To understand the Israeli/Palestinian conflict, it’s important to note a few common misconceptions. One is that Palestinians and Jews have been fighting for thousands of years. In reality, the current conflict only goes back about 100 years. Another misconception is the conflict is about religion when in reality, it’s more to do with two people groups taking claim to the same real estate. This came to a head in 1948, with the United Nations partition of Palestine into two states, One for Israel and one for Palestinians. This led to a mass migration of European Jews settling and pushing hundreds of thousands of Palestinian Muslims and Christians out of the region. There was a great deal of violence on both sides and many people were killed. The Palestinians call this time the great catastrophe. Since that time, Palestinian land is but a small remnant of what it was before 1947. This is the essence of the conflict… land, but also dignity.

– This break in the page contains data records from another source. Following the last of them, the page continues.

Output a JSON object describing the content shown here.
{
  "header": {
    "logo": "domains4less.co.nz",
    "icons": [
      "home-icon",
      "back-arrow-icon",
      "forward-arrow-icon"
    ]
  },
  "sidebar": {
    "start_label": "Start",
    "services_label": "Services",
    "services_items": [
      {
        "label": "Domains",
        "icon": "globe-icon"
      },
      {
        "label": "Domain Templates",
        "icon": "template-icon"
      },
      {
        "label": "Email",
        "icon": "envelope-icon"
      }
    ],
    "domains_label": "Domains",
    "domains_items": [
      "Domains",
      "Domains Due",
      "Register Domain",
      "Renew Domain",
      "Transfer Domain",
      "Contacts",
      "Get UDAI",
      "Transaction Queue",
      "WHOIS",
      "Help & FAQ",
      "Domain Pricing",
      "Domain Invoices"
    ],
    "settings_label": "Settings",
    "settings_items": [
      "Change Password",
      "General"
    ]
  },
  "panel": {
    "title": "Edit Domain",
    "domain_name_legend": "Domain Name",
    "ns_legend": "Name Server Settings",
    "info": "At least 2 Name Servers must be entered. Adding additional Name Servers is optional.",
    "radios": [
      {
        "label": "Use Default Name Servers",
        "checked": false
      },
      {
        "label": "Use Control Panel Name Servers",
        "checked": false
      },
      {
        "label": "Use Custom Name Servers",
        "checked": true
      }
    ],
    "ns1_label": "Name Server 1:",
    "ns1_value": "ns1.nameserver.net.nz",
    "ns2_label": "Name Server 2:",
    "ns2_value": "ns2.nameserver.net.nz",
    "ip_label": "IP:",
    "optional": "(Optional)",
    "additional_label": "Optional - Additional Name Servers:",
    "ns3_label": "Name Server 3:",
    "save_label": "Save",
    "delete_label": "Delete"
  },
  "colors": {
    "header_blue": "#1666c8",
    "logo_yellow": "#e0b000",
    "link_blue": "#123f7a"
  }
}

The 10-minute video below does a reasonably good job summarizing the last 100 years. As you watch, consider this one overriding theme; there are no bad guys and there are no good guys just people dealing with unspeakable trauma, suffering and fear, the kind most of us in America can’t conceive or will ever know.


Below are a few statistics about the region, as well as my observations and experiences getting to know the people (Palestinians and Jews) and their perspectives.

  • Israel is made up of 9.1 million people, 74% Jewish, 21% Arab. Of the Arab population, 98% are Muslim, 2% are Christian.
  • The Palestinian Territories is made up of 2.9 million people, 72% Arab, 28% Jewish. Of the Arab population approx. 2% are Christian.
  • Israeli Arabs are often considered second class citizens, discriminated against directly and indirectly.
  • Arab Christians and Muslims get along reasonably well and have solidarity as Palestinians and as Arabs.
  • The Palestinian Territories are broken up into two areas…
    • The West Bank, run by an organization called the Palestinian Authority (PA). Many Palestinians feel the PA is corrupt, has failed the people, and no longer trust them.
    • The Gaza Strip, run by a militant organization called Hamas. Many consider them a terrorist organization.
  • Most of the West Bank is considered occupied territory where the Israeli military uses intimidation, oppressive tactics, and fear to control the area. I have seen and experienced this first hand.
  • The West Bank is completely surrounded by Israel. All trade and municipal services (water, electricity, etc.) for the most part, are controlled by them.
  • Many Palestinians feel a deep sense of hopelessness. They have tried peace talks, demonstrations and violence and nothing has worked. Anger and resentment are often taken out on their own in domestic violence.
  • There is a growing preference with Palestinians, for a one-state solution under Israel. The Palestinians I’ve talked to would be ok with this as long as they had more rights than they currently have and freedom of movement.


What I have learned over the last few years, especially with this most recent trip, is the situation on the ground is extremely complicated, with no clear solutions. Most disturbing is the misinformation communicated in the US about who the good guys and bad guys are. The narrative pretty much goes like this… “the Israelis are the good guys but are surrounded by enemies out to destroy them, the Palestinians are Islamic terrorists that want to see the destruction of Israel. Not only is this overtly simplistic and falsely dualistic, but it denies the historical and geopolitical complexity on the ground. We seem to want to oversimplify things so they fit in our preconceived ideological narratives, but the reality is there are a lot of bad players on both sides and good folks seeking peace on both sides as well. As usual, it’s the people, both Arab and Jew, trying to seek a better life for their families who get caught in the middle.


Although this conflict is extremely complex, and I don’t want to minimize that, I believe there are underlying motives responsible for this conflict and perpetuate it. See part two of Lessons in Peacemaking to learn more.


Lessons in Peacemaking – The Other
Lessons in Peacemaking – Hope

Tom-pic.jpgTom Fellner
Bryt•Idea Consulting
Denver Colorado